Photographer:Chris Wilson Affiliation: Sam Houston State University Source: stoppinginvasives.org Copyright: Texas Invasive Species Institute (T.I.S.I)
Leafhoppers of the genus Balclutha are generally small (3-4 mm), slender-bodied, pale or yellow-green in color. Balclutha rubrostriata can be identified by red or brown pigmentation along the forewing accompanied with straw colored forewing veins.
Overall pigmentation of nymphs may range from light to dark coloration. The nymph's body is straw-like in color with lightly pigmented brown or red stripes next to the eyes. Darker brown or red pigmentation in the form of lateral stripes can be found at the base of the antennae, legs, and abdomen.
In Thailand, the plant phytoplasma called Sugarcane White Leaf Disease (SCWL) is transmitted by several leafhoppers. Balclutha rubrostriata is one of the top carriers of this plant virus, studies have shown Balclutha rubrostriata to be the 2nd most prevalent carrier. SCWL can cause a crop yield loss of 100% in some areas of southeastern Asia, where sugarcane is a vital resource. With Balclutha rubrostriata being present in sugarcane producing counties of Texas, the threat of SCWL is coming to the United States. Balclutha rubrostriata has been confirmed in almost 20 counties in Texas. The established presence of this insect is a threat to other grass-feeding insects, sugarcane crops and sugarcane farmers alike.

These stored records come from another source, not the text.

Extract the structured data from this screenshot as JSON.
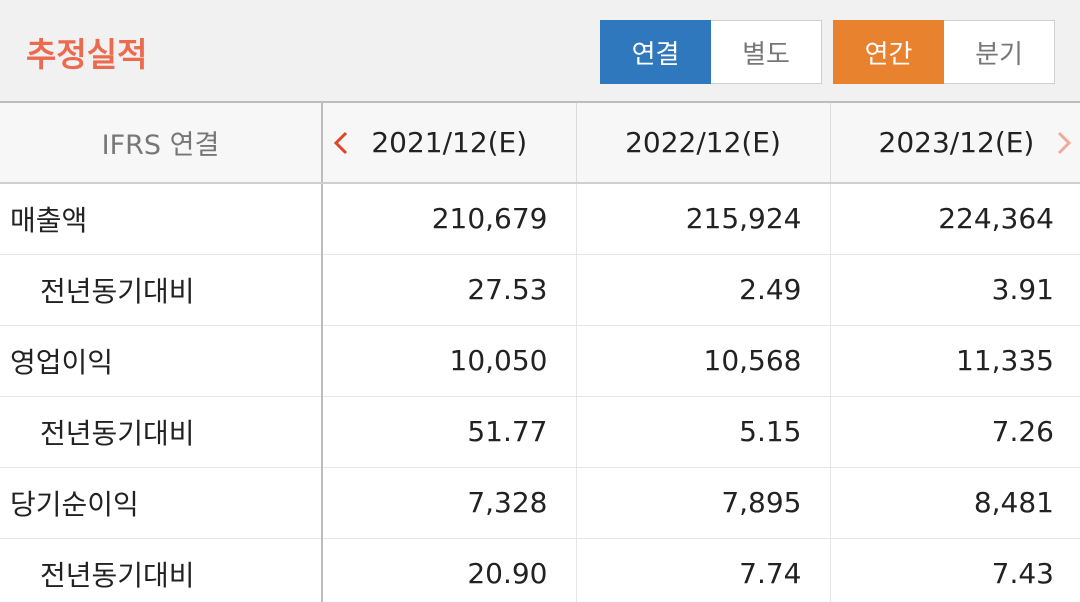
{
  "header": {
    "title": "추정실적",
    "scope_toggle": [
      {
        "label": "연결",
        "active": true
      },
      {
        "label": "별도",
        "active": false
      }
    ],
    "period_toggle": [
      {
        "label": "연간",
        "active": true
      },
      {
        "label": "분기",
        "active": false
      }
    ]
  },
  "table": {
    "corner_label": "IFRS 연결",
    "columns": [
      "2021/12(E)",
      "2022/12(E)",
      "2023/12(E)"
    ],
    "rows": [
      {
        "label": "매출액",
        "sub": false,
        "values": [
          "210,679",
          "215,924",
          "224,364"
        ]
      },
      {
        "label": "전년동기대비",
        "sub": true,
        "values": [
          "27.53",
          "2.49",
          "3.91"
        ]
      },
      {
        "label": "영업이익",
        "sub": false,
        "values": [
          "10,050",
          "10,568",
          "11,335"
        ]
      },
      {
        "label": "전년동기대비",
        "sub": true,
        "values": [
          "51.77",
          "5.15",
          "7.26"
        ]
      },
      {
        "label": "당기순이익",
        "sub": false,
        "values": [
          "7,328",
          "7,895",
          "8,481"
        ]
      },
      {
        "label": "전년동기대비",
        "sub": true,
        "values": [
          "20.90",
          "7.74",
          "7.43"
        ]
      }
    ]
  },
  "colors": {
    "title": "#ec6a4e",
    "active_scope": "#2f78be",
    "active_period": "#e8822f",
    "arrow_active": "#e0442a",
    "arrow_inactive": "#f2a89a"
  },
  "icons": {
    "prev": "chevron-left-icon",
    "next": "chevron-right-icon"
  }
}
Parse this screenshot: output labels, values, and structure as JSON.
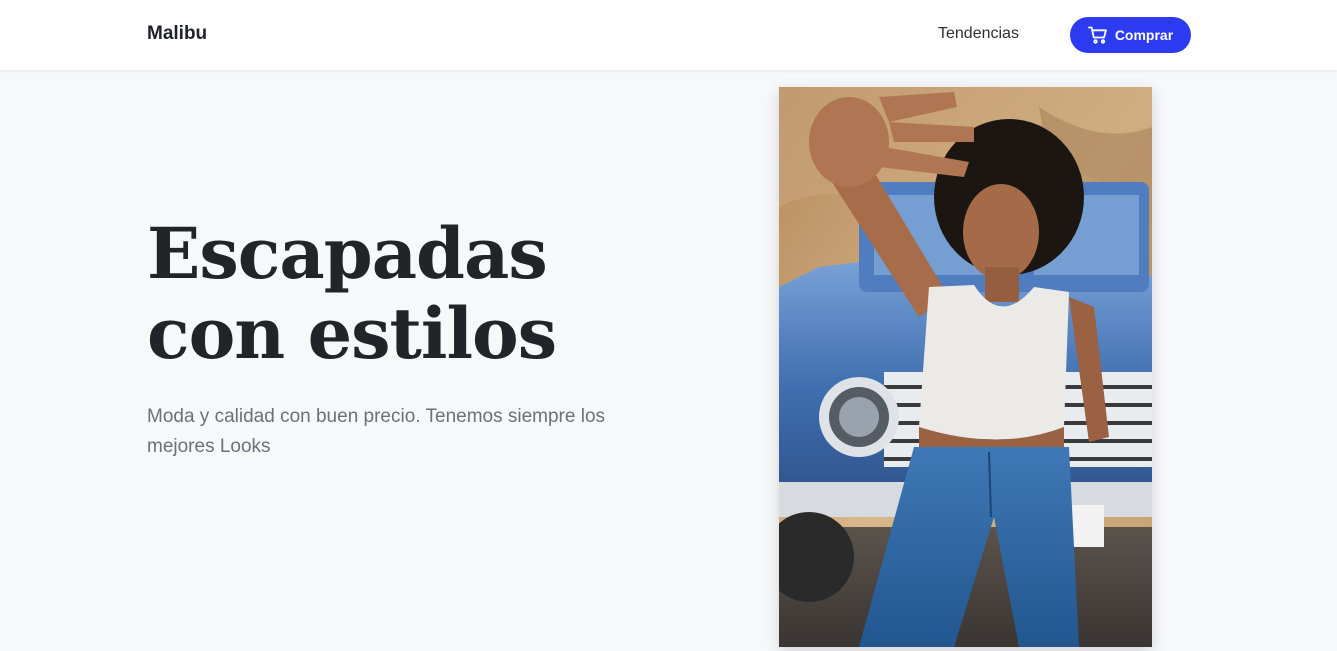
{
  "header": {
    "brand": "Malibu",
    "nav_link": "Tendencias",
    "buy_button_label": "Comprar",
    "buy_button_icon": "cart-icon"
  },
  "hero": {
    "title_line1": "Escapadas",
    "title_line2": "con estilos",
    "subtitle": "Moda y calidad con buen precio. Tenemos siempre los mejores Looks"
  },
  "colors": {
    "accent": "#2d3bf0",
    "background": "#f7f8fa",
    "title": "#212529",
    "subtitle": "#6b717a"
  }
}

The Invasive Red-streaked Leafhopper (IRSL) is a tropical species that feeds primarily on grasses. Due to the ideal habitat in the southern United States, it is very possible for the leafhopper to become established in those areas. Further, there is some concern that the IRSL will disrupt invertebrate grassland communities in light of the sheer dominance in Bexar County as noted by Zahniser et al. 2010.
Zahniser et al. 2010 noted that while sampling a site in Bexar County, Texas, they found 85% of all insects gathered were the Invasive Red-streaked Leafhopper, Balclutha rubrostriata. Upon further research, the authors noted that they found evidence of B. rubrostriata invasion in other parts of Texas, Florida, and Hawaii.
Details are still vague as to how the leafhopper entered the United States, where it entered, and exactly when the first invasion occurred. Zahniser et al. 2010 found the leafhopper in Bexar, Kerr and Travis Counties. TISI has confirmed the presence of Balclutha rubrostriata in 38 Texas counties and 1 Louisiana Parish. During field surveys it has been noticed that Balclutha rubrostriata has a close insect-host plant relationship with King Ranch Bluestem (Bothriochloa ischaemum var. songarica). The relationship seems so close that if KR Bluestem is not present then neither is the red-streaked leafhopper. What's dangerous about this is KR Bluestem is well established throughout southern, sugar-cane producing, counties in Texas. Also, the KR Bluestem is present in Louisiana’s sugarcane producing parishes.
U.S. Habitat: Grasslands particularly where King Ranch Bluestem is present.
U.S. Present: Currently the Invasive Red-streaked Leafhopper has been sighted in Hawaii, Florida, and Texas.
Texas: Zahniser et al. 2010 stated that they found a high abundance of IRSLs in Bexar County. TISI has found the leafhopper in 38 counties from the southern, gulf coastal, central, piney woods and north central regions of Texas.
Resembles other leafhoppers. Only one other species in the genus Balclutha has red or brown dorsal stripes in the New World (Balclutha rosacea). The B. rosacea species has dark red forewing veins while the B. rubrostriata species has straw colored forewing veins.
Information on the ability to manage the Invasive Red-streaked Leafhopper is still in its infancy. At present, the only options appear to be use of chemical pesticides used for other leafhoppers.
Zahniser, J.N., Taylor, S.J., and J.K. Krecja. 2010. First reports of the invasive grass-feeding leafhopper Balclutha rubrostriata (Melichar) (Hemiptera: Cicadellidae) in the United States. Entomological News, 121:132-138.